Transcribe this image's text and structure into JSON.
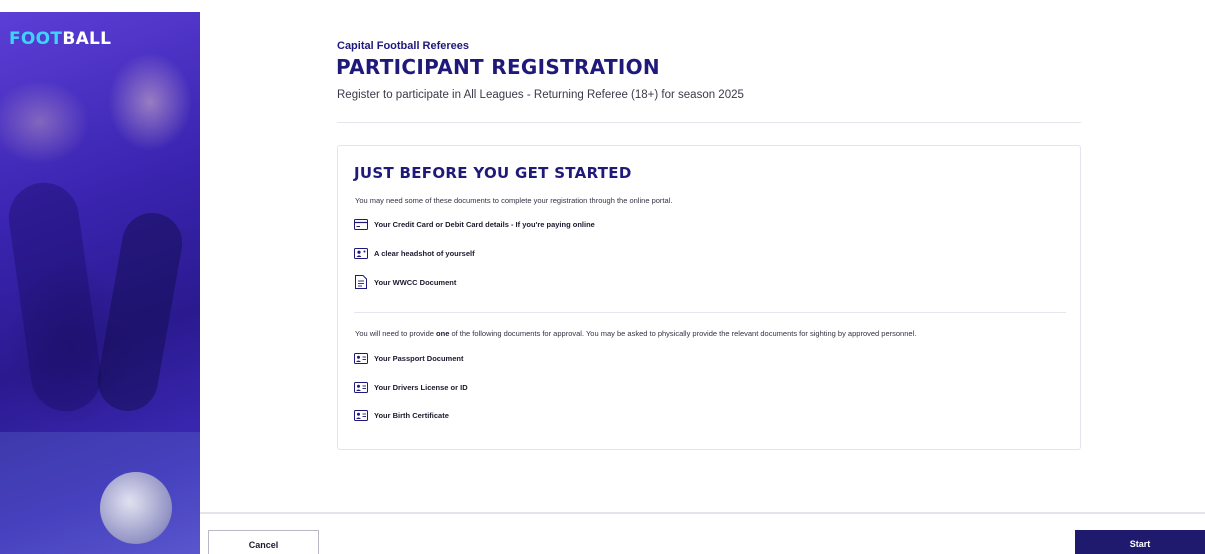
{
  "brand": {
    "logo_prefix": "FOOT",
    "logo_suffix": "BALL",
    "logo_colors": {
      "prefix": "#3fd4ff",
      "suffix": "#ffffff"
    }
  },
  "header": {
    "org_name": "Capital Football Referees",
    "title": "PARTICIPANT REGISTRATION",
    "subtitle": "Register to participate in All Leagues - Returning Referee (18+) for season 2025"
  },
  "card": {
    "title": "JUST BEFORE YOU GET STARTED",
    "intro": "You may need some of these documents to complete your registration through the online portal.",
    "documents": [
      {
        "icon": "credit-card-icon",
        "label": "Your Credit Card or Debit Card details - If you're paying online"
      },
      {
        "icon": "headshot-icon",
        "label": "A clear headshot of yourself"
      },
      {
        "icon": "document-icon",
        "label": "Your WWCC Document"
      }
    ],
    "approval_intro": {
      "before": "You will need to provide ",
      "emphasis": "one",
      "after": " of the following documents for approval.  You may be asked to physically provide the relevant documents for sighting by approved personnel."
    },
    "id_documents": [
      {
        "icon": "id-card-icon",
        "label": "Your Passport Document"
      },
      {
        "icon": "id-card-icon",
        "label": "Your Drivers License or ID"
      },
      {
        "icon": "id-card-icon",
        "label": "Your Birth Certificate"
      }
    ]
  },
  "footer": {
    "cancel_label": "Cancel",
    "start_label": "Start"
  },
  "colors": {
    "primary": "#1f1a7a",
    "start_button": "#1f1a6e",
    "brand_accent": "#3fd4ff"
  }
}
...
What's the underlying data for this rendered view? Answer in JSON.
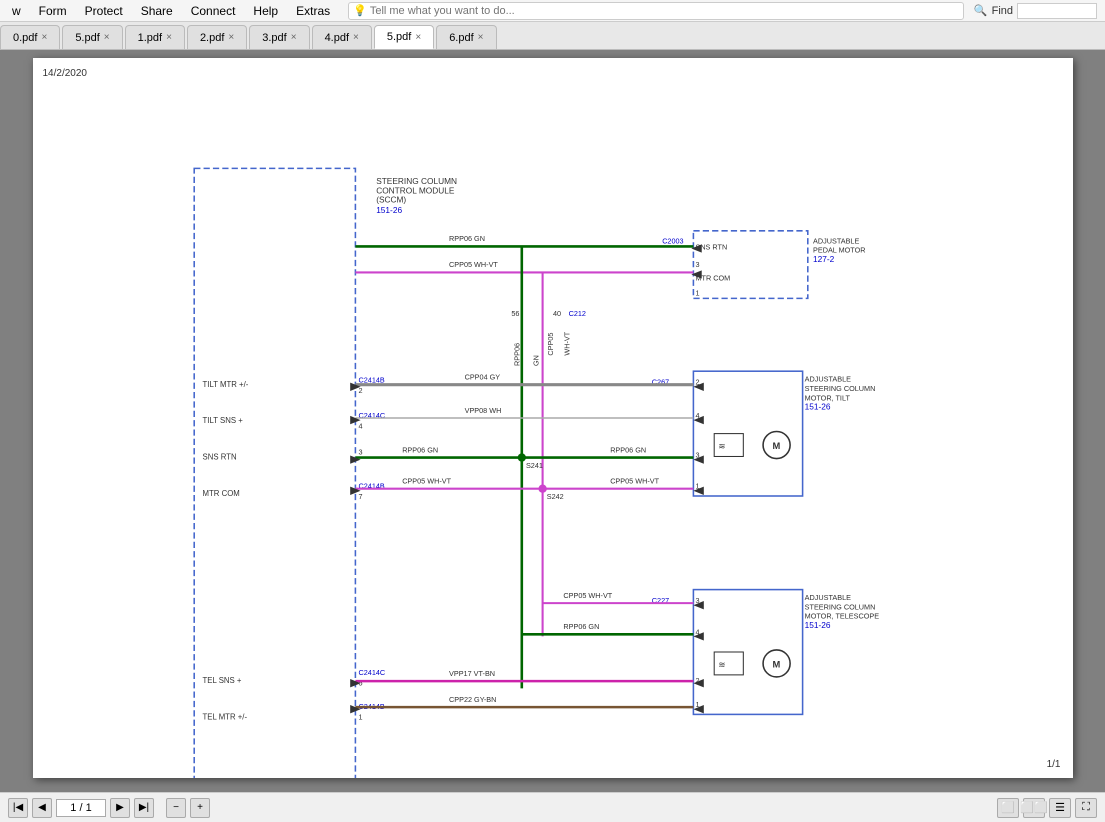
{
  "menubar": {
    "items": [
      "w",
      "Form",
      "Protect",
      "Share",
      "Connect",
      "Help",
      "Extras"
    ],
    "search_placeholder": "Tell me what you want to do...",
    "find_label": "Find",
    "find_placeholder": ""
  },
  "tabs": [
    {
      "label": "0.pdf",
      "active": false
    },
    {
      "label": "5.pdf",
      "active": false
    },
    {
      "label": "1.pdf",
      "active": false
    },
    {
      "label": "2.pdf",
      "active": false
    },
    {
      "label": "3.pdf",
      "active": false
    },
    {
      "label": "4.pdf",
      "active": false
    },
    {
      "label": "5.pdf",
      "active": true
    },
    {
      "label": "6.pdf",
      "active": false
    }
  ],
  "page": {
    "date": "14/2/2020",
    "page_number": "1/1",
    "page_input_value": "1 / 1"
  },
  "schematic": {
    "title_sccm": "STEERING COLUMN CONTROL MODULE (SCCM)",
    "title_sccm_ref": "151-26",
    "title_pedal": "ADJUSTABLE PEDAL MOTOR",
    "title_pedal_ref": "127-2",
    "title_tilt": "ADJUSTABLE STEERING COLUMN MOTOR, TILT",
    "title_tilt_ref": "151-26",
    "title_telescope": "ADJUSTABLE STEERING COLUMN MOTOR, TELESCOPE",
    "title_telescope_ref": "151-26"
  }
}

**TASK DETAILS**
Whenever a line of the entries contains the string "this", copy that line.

**RESULT**
Transcribe this image's text and structure into JSON.
What's the underlying data for this rendered view? Answer in JSON.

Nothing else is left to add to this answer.